[Data excerpts]:

=== Section Start ===

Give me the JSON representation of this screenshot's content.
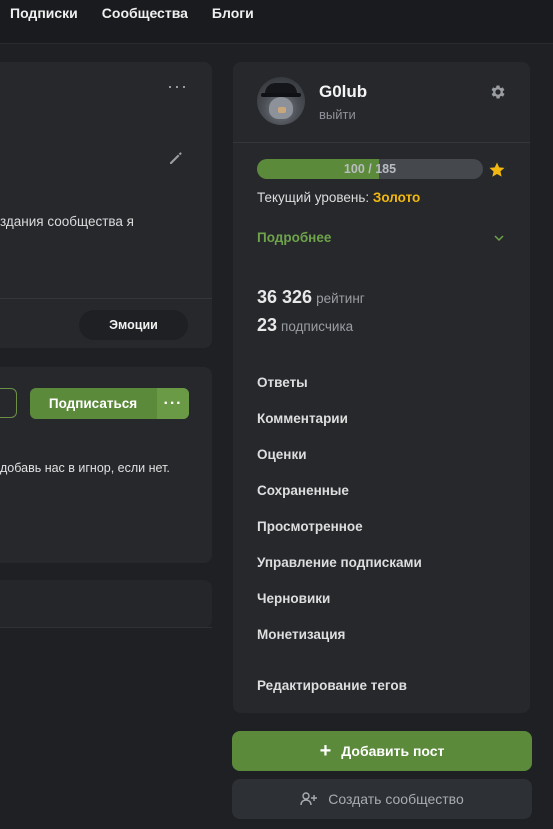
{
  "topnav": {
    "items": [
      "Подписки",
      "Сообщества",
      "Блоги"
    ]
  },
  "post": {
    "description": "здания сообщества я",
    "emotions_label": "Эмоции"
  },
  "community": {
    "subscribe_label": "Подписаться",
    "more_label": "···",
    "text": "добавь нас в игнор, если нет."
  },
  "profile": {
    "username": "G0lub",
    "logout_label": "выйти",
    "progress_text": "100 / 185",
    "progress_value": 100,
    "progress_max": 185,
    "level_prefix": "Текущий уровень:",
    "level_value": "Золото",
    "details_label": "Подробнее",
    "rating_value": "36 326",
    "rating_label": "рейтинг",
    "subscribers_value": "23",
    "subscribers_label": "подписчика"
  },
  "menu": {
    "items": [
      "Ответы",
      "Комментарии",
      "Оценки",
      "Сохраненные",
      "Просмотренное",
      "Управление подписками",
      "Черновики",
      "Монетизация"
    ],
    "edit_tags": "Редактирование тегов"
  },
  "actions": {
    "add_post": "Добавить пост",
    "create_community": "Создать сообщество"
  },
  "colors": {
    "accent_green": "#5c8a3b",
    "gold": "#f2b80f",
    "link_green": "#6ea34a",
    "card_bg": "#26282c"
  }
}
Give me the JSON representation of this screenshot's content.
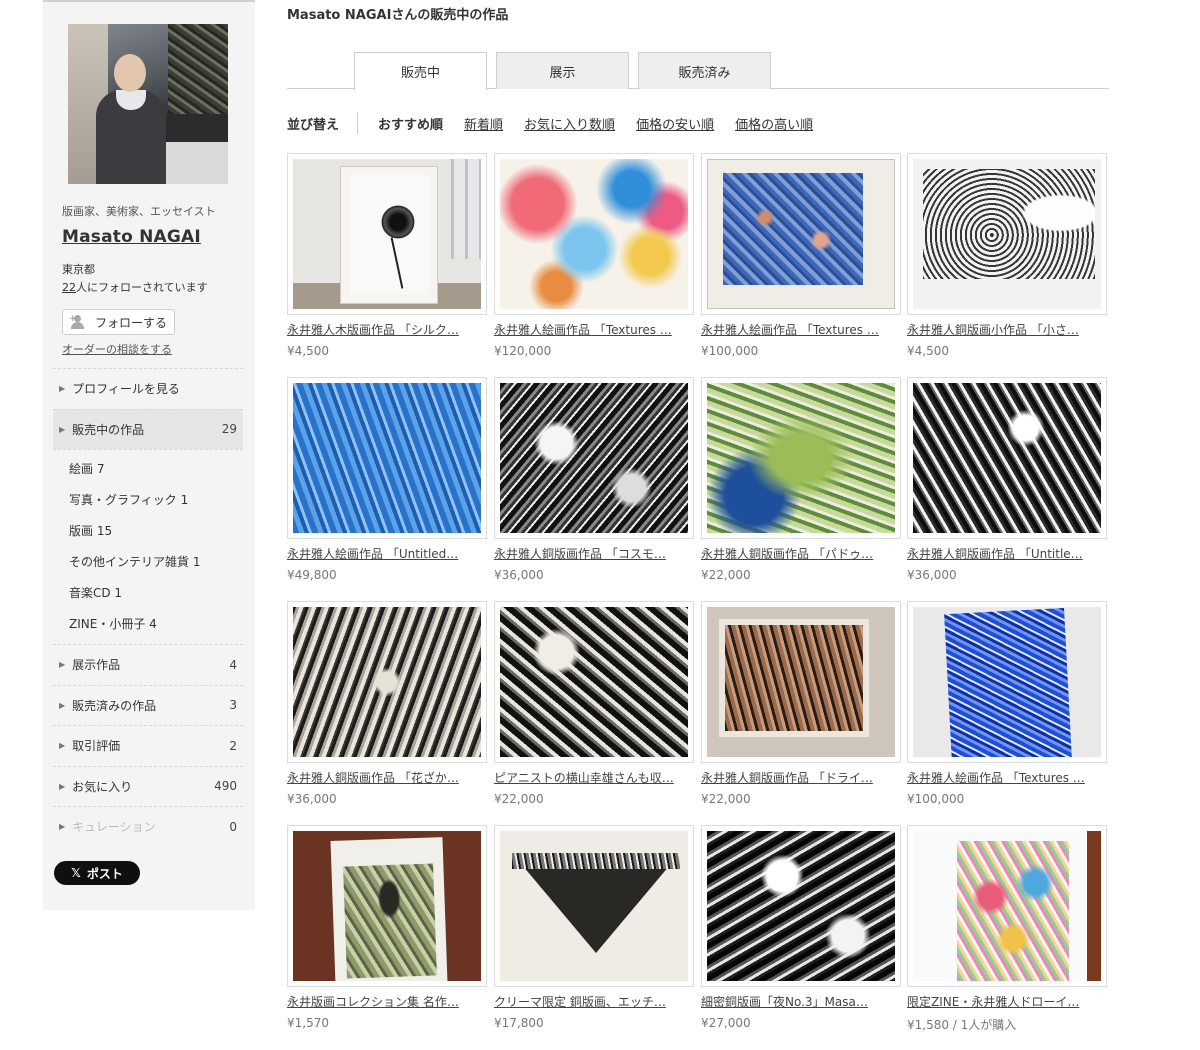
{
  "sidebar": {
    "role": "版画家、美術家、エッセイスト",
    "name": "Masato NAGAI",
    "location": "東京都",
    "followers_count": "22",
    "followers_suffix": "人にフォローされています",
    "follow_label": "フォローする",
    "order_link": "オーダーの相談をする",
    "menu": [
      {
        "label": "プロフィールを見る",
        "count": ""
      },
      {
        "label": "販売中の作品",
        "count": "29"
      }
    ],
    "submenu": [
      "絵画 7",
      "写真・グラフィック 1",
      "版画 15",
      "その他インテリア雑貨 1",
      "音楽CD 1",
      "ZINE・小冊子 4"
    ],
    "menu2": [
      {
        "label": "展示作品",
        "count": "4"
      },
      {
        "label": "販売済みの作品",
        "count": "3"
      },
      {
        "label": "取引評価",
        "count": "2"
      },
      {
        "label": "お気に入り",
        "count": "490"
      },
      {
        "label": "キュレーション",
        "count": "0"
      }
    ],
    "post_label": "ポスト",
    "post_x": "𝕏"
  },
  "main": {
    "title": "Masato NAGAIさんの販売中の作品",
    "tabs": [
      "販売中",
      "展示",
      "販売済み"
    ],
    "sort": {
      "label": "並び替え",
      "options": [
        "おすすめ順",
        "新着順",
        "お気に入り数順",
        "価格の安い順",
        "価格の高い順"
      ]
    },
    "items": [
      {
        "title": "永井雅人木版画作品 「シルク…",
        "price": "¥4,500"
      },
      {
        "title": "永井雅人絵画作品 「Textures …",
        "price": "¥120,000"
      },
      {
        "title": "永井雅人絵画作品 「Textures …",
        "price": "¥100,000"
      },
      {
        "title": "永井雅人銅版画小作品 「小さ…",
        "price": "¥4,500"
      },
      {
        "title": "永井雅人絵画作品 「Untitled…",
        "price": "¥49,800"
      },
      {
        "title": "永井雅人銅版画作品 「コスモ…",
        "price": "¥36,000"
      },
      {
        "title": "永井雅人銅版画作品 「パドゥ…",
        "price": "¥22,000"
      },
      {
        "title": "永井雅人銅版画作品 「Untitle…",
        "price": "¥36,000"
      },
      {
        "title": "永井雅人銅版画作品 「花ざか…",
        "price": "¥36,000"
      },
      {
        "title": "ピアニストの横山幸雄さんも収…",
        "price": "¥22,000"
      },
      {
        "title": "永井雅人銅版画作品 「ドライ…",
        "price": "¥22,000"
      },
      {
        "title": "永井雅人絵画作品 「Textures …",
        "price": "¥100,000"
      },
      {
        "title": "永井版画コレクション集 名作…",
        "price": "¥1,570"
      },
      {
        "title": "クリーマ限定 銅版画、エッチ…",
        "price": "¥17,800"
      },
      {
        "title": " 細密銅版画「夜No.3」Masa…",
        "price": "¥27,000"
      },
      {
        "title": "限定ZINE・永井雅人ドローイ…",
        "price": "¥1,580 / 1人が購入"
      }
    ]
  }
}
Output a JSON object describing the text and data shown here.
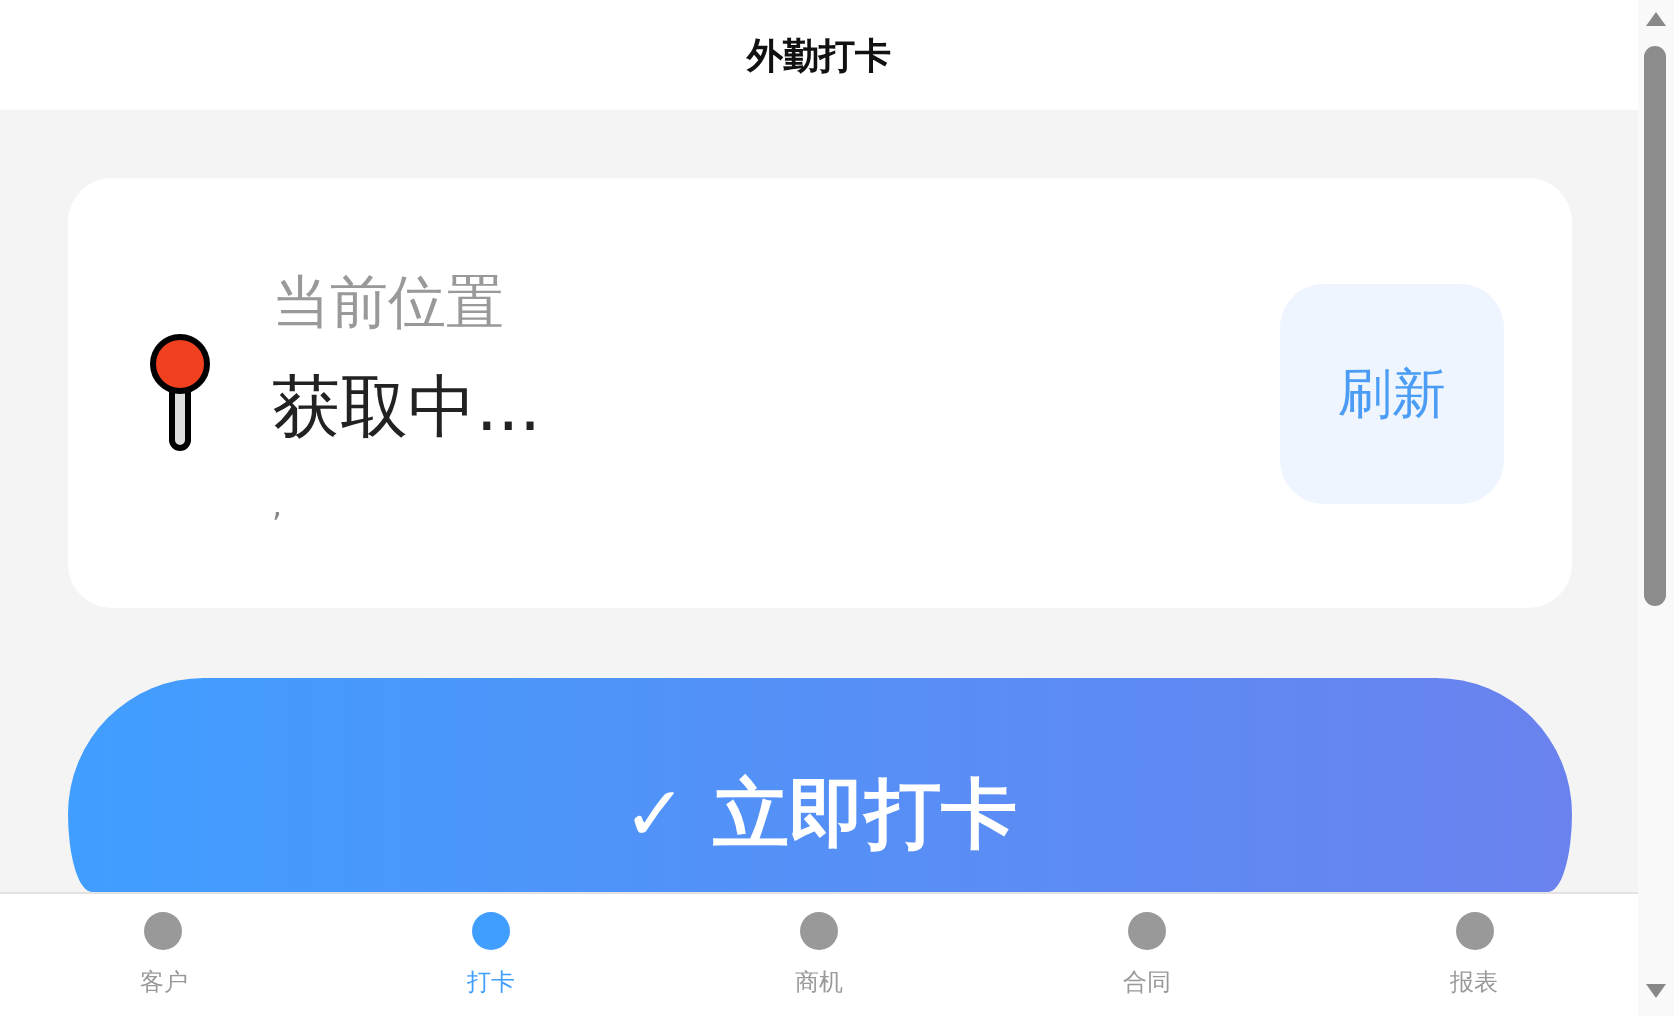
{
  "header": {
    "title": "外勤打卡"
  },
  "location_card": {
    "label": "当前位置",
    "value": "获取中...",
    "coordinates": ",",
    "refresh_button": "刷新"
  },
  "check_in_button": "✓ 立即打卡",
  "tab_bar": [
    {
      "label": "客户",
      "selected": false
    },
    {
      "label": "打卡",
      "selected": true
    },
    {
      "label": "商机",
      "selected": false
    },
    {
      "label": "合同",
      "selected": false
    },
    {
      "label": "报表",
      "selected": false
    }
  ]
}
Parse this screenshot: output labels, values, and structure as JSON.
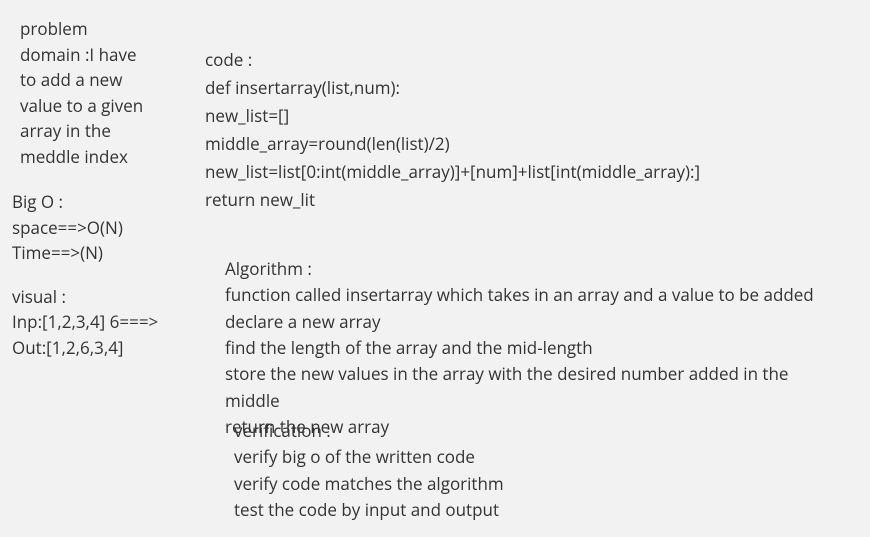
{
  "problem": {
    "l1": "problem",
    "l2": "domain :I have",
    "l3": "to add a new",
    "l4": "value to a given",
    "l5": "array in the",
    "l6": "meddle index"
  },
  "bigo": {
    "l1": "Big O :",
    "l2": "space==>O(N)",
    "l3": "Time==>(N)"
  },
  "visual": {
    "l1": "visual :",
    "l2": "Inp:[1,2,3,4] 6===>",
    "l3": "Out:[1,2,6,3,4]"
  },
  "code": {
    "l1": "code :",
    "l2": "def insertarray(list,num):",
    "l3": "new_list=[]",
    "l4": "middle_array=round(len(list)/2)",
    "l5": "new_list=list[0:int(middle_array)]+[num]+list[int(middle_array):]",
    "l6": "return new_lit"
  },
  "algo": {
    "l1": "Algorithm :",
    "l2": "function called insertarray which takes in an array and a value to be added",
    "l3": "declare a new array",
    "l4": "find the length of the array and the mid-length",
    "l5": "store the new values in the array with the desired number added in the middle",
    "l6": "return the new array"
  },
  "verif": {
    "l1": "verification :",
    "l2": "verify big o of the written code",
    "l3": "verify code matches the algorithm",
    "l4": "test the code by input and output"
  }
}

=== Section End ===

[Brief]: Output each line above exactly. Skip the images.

[Your response]:
Give me the JSON representation of this screenshot's content.
{
  "topnav": {
    "items": [
      "Подписки",
      "Сообщества",
      "Блоги"
    ]
  },
  "post": {
    "description": "здания сообщества я",
    "emotions_label": "Эмоции"
  },
  "community": {
    "subscribe_label": "Подписаться",
    "more_label": "···",
    "text": "добавь нас в игнор, если нет."
  },
  "profile": {
    "username": "G0lub",
    "logout_label": "выйти",
    "progress_text": "100 / 185",
    "progress_value": 100,
    "progress_max": 185,
    "level_prefix": "Текущий уровень:",
    "level_value": "Золото",
    "details_label": "Подробнее",
    "rating_value": "36 326",
    "rating_label": "рейтинг",
    "subscribers_value": "23",
    "subscribers_label": "подписчика"
  },
  "menu": {
    "items": [
      "Ответы",
      "Комментарии",
      "Оценки",
      "Сохраненные",
      "Просмотренное",
      "Управление подписками",
      "Черновики",
      "Монетизация"
    ],
    "edit_tags": "Редактирование тегов"
  },
  "actions": {
    "add_post": "Добавить пост",
    "create_community": "Создать сообщество"
  },
  "colors": {
    "accent_green": "#5c8a3b",
    "gold": "#f2b80f",
    "link_green": "#6ea34a",
    "card_bg": "#26282c"
  }
}
Give me the JSON representation of this screenshot's content.
{
  "sidebar": {
    "role": "版画家、美術家、エッセイスト",
    "name": "Masato NAGAI",
    "location": "東京都",
    "followers_count": "22",
    "followers_suffix": "人にフォローされています",
    "follow_label": "フォローする",
    "order_link": "オーダーの相談をする",
    "menu": [
      {
        "label": "プロフィールを見る",
        "count": ""
      },
      {
        "label": "販売中の作品",
        "count": "29"
      }
    ],
    "submenu": [
      "絵画 7",
      "写真・グラフィック 1",
      "版画 15",
      "その他インテリア雑貨 1",
      "音楽CD 1",
      "ZINE・小冊子 4"
    ],
    "menu2": [
      {
        "label": "展示作品",
        "count": "4"
      },
      {
        "label": "販売済みの作品",
        "count": "3"
      },
      {
        "label": "取引評価",
        "count": "2"
      },
      {
        "label": "お気に入り",
        "count": "490"
      },
      {
        "label": "キュレーション",
        "count": "0"
      }
    ],
    "post_label": "ポスト",
    "post_x": "𝕏"
  },
  "main": {
    "title": "Masato NAGAIさんの販売中の作品",
    "tabs": [
      "販売中",
      "展示",
      "販売済み"
    ],
    "sort": {
      "label": "並び替え",
      "options": [
        "おすすめ順",
        "新着順",
        "お気に入り数順",
        "価格の安い順",
        "価格の高い順"
      ]
    },
    "items": [
      {
        "title": "永井雅人木版画作品 「シルク…",
        "price": "¥4,500"
      },
      {
        "title": "永井雅人絵画作品 「Textures …",
        "price": "¥120,000"
      },
      {
        "title": "永井雅人絵画作品 「Textures …",
        "price": "¥100,000"
      },
      {
        "title": "永井雅人銅版画小作品 「小さ…",
        "price": "¥4,500"
      },
      {
        "title": "永井雅人絵画作品 「Untitled…",
        "price": "¥49,800"
      },
      {
        "title": "永井雅人銅版画作品 「コスモ…",
        "price": "¥36,000"
      },
      {
        "title": "永井雅人銅版画作品 「パドゥ…",
        "price": "¥22,000"
      },
      {
        "title": "永井雅人銅版画作品 「Untitle…",
        "price": "¥36,000"
      },
      {
        "title": "永井雅人銅版画作品 「花ざか…",
        "price": "¥36,000"
      },
      {
        "title": "ピアニストの横山幸雄さんも収…",
        "price": "¥22,000"
      },
      {
        "title": "永井雅人銅版画作品 「ドライ…",
        "price": "¥22,000"
      },
      {
        "title": "永井雅人絵画作品 「Textures …",
        "price": "¥100,000"
      },
      {
        "title": "永井版画コレクション集 名作…",
        "price": "¥1,570"
      },
      {
        "title": "クリーマ限定 銅版画、エッチ…",
        "price": "¥17,800"
      },
      {
        "title": " 細密銅版画「夜No.3」Masa…",
        "price": "¥27,000"
      },
      {
        "title": "限定ZINE・永井雅人ドローイ…",
        "price": "¥1,580 / 1人が購入"
      }
    ]
  }
}
Output a JSON object describing the text and data shown here.
{
  "header": {
    "title": "外勤打卡"
  },
  "location_card": {
    "label": "当前位置",
    "value": "获取中...",
    "coordinates": ",",
    "refresh_button": "刷新"
  },
  "check_in_button": "✓ 立即打卡",
  "tab_bar": [
    {
      "label": "客户",
      "selected": false
    },
    {
      "label": "打卡",
      "selected": true
    },
    {
      "label": "商机",
      "selected": false
    },
    {
      "label": "合同",
      "selected": false
    },
    {
      "label": "报表",
      "selected": false
    }
  ]
}
Parse this screenshot: output labels, values, and structure as JSON.
{
  "problem": {
    "l1": "problem",
    "l2": "domain :I have",
    "l3": "to add a new",
    "l4": "value to a given",
    "l5": "array in the",
    "l6": "meddle index"
  },
  "bigo": {
    "l1": "Big O :",
    "l2": "space==>O(N)",
    "l3": "Time==>(N)"
  },
  "visual": {
    "l1": "visual :",
    "l2": "Inp:[1,2,3,4] 6===>",
    "l3": "Out:[1,2,6,3,4]"
  },
  "code": {
    "l1": "code :",
    "l2": "def insertarray(list,num):",
    "l3": "new_list=[]",
    "l4": "middle_array=round(len(list)/2)",
    "l5": "new_list=list[0:int(middle_array)]+[num]+list[int(middle_array):]",
    "l6": "return new_lit"
  },
  "algo": {
    "l1": "Algorithm :",
    "l2": "function called insertarray which takes in an array and a value to be added",
    "l3": "declare a new array",
    "l4": "find the length of the array and the mid-length",
    "l5": "store the new values in the array with the desired number added in the middle",
    "l6": "return the new array"
  },
  "verif": {
    "l1": "verification :",
    "l2": "verify big o of the written code",
    "l3": "verify code matches the algorithm",
    "l4": "test the code by input and output"
  }
}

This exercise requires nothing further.